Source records
╭──

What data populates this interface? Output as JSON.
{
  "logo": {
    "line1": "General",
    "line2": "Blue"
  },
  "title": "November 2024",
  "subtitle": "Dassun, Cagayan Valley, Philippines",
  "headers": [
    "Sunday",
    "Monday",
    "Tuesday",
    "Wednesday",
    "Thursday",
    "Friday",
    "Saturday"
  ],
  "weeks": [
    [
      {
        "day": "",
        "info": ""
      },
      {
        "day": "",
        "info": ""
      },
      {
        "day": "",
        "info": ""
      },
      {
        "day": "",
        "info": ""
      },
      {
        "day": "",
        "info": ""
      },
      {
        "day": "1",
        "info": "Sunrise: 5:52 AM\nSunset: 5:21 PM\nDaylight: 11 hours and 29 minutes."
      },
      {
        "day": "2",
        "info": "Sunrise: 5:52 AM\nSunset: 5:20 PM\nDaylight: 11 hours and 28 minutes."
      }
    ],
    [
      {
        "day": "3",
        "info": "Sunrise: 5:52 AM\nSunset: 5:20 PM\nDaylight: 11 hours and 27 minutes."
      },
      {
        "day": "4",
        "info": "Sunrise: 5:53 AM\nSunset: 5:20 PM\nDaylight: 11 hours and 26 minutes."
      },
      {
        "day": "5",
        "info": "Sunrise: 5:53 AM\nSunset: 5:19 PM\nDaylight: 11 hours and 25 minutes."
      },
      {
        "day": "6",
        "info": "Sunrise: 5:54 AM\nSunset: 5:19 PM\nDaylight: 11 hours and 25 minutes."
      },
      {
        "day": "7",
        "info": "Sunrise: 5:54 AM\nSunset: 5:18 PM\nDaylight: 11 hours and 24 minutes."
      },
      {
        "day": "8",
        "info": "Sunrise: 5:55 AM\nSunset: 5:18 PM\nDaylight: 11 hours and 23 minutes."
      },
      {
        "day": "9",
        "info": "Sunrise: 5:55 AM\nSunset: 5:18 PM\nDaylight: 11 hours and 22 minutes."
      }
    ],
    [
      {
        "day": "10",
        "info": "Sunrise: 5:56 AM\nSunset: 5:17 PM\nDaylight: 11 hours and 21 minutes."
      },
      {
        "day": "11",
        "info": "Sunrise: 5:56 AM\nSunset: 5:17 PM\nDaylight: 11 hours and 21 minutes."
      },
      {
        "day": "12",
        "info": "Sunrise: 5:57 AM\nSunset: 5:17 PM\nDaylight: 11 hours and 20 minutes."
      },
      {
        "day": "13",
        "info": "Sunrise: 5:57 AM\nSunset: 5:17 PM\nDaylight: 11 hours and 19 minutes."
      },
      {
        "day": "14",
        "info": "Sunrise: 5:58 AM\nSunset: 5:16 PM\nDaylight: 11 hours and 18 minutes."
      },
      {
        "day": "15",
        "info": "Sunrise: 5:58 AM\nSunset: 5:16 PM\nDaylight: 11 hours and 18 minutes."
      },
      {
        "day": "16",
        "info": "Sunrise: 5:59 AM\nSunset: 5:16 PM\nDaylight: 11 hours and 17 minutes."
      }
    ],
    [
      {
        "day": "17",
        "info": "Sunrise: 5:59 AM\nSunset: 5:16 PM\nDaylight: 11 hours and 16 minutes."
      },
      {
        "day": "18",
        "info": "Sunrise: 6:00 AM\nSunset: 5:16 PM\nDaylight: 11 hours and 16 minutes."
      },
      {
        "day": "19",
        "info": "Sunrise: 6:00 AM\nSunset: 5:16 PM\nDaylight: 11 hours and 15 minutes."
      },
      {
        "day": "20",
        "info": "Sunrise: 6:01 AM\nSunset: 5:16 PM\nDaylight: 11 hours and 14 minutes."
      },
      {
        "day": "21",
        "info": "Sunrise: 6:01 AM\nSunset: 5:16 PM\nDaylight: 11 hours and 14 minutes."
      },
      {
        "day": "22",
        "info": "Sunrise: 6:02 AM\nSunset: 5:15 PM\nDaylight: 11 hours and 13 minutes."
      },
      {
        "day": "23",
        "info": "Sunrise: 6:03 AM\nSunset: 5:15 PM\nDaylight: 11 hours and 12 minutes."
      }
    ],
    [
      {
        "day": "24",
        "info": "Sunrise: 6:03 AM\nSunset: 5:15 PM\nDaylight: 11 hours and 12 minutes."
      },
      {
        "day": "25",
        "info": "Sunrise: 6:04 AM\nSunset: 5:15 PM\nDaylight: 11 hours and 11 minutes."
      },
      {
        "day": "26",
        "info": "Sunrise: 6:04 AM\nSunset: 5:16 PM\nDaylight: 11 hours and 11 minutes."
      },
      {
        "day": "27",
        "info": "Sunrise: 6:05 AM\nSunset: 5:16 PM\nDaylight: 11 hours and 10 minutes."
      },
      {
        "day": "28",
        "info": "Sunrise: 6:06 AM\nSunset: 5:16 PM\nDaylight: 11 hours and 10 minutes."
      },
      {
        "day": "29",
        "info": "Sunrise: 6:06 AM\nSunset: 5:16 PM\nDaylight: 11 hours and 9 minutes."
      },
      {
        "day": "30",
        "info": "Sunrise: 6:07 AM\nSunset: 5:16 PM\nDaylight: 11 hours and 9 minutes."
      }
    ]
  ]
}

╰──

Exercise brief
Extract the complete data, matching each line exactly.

Answer for the task
What data populates this interface? Output as JSON.
{
  "logo": {
    "line1": "General",
    "line2": "Blue"
  },
  "title": "November 2024",
  "subtitle": "Dassun, Cagayan Valley, Philippines",
  "headers": [
    "Sunday",
    "Monday",
    "Tuesday",
    "Wednesday",
    "Thursday",
    "Friday",
    "Saturday"
  ],
  "weeks": [
    [
      {
        "day": "",
        "info": ""
      },
      {
        "day": "",
        "info": ""
      },
      {
        "day": "",
        "info": ""
      },
      {
        "day": "",
        "info": ""
      },
      {
        "day": "",
        "info": ""
      },
      {
        "day": "1",
        "info": "Sunrise: 5:52 AM\nSunset: 5:21 PM\nDaylight: 11 hours and 29 minutes."
      },
      {
        "day": "2",
        "info": "Sunrise: 5:52 AM\nSunset: 5:20 PM\nDaylight: 11 hours and 28 minutes."
      }
    ],
    [
      {
        "day": "3",
        "info": "Sunrise: 5:52 AM\nSunset: 5:20 PM\nDaylight: 11 hours and 27 minutes."
      },
      {
        "day": "4",
        "info": "Sunrise: 5:53 AM\nSunset: 5:20 PM\nDaylight: 11 hours and 26 minutes."
      },
      {
        "day": "5",
        "info": "Sunrise: 5:53 AM\nSunset: 5:19 PM\nDaylight: 11 hours and 25 minutes."
      },
      {
        "day": "6",
        "info": "Sunrise: 5:54 AM\nSunset: 5:19 PM\nDaylight: 11 hours and 25 minutes."
      },
      {
        "day": "7",
        "info": "Sunrise: 5:54 AM\nSunset: 5:18 PM\nDaylight: 11 hours and 24 minutes."
      },
      {
        "day": "8",
        "info": "Sunrise: 5:55 AM\nSunset: 5:18 PM\nDaylight: 11 hours and 23 minutes."
      },
      {
        "day": "9",
        "info": "Sunrise: 5:55 AM\nSunset: 5:18 PM\nDaylight: 11 hours and 22 minutes."
      }
    ],
    [
      {
        "day": "10",
        "info": "Sunrise: 5:56 AM\nSunset: 5:17 PM\nDaylight: 11 hours and 21 minutes."
      },
      {
        "day": "11",
        "info": "Sunrise: 5:56 AM\nSunset: 5:17 PM\nDaylight: 11 hours and 21 minutes."
      },
      {
        "day": "12",
        "info": "Sunrise: 5:57 AM\nSunset: 5:17 PM\nDaylight: 11 hours and 20 minutes."
      },
      {
        "day": "13",
        "info": "Sunrise: 5:57 AM\nSunset: 5:17 PM\nDaylight: 11 hours and 19 minutes."
      },
      {
        "day": "14",
        "info": "Sunrise: 5:58 AM\nSunset: 5:16 PM\nDaylight: 11 hours and 18 minutes."
      },
      {
        "day": "15",
        "info": "Sunrise: 5:58 AM\nSunset: 5:16 PM\nDaylight: 11 hours and 18 minutes."
      },
      {
        "day": "16",
        "info": "Sunrise: 5:59 AM\nSunset: 5:16 PM\nDaylight: 11 hours and 17 minutes."
      }
    ],
    [
      {
        "day": "17",
        "info": "Sunrise: 5:59 AM\nSunset: 5:16 PM\nDaylight: 11 hours and 16 minutes."
      },
      {
        "day": "18",
        "info": "Sunrise: 6:00 AM\nSunset: 5:16 PM\nDaylight: 11 hours and 16 minutes."
      },
      {
        "day": "19",
        "info": "Sunrise: 6:00 AM\nSunset: 5:16 PM\nDaylight: 11 hours and 15 minutes."
      },
      {
        "day": "20",
        "info": "Sunrise: 6:01 AM\nSunset: 5:16 PM\nDaylight: 11 hours and 14 minutes."
      },
      {
        "day": "21",
        "info": "Sunrise: 6:01 AM\nSunset: 5:16 PM\nDaylight: 11 hours and 14 minutes."
      },
      {
        "day": "22",
        "info": "Sunrise: 6:02 AM\nSunset: 5:15 PM\nDaylight: 11 hours and 13 minutes."
      },
      {
        "day": "23",
        "info": "Sunrise: 6:03 AM\nSunset: 5:15 PM\nDaylight: 11 hours and 12 minutes."
      }
    ],
    [
      {
        "day": "24",
        "info": "Sunrise: 6:03 AM\nSunset: 5:15 PM\nDaylight: 11 hours and 12 minutes."
      },
      {
        "day": "25",
        "info": "Sunrise: 6:04 AM\nSunset: 5:15 PM\nDaylight: 11 hours and 11 minutes."
      },
      {
        "day": "26",
        "info": "Sunrise: 6:04 AM\nSunset: 5:16 PM\nDaylight: 11 hours and 11 minutes."
      },
      {
        "day": "27",
        "info": "Sunrise: 6:05 AM\nSunset: 5:16 PM\nDaylight: 11 hours and 10 minutes."
      },
      {
        "day": "28",
        "info": "Sunrise: 6:06 AM\nSunset: 5:16 PM\nDaylight: 11 hours and 10 minutes."
      },
      {
        "day": "29",
        "info": "Sunrise: 6:06 AM\nSunset: 5:16 PM\nDaylight: 11 hours and 9 minutes."
      },
      {
        "day": "30",
        "info": "Sunrise: 6:07 AM\nSunset: 5:16 PM\nDaylight: 11 hours and 9 minutes."
      }
    ]
  ]
}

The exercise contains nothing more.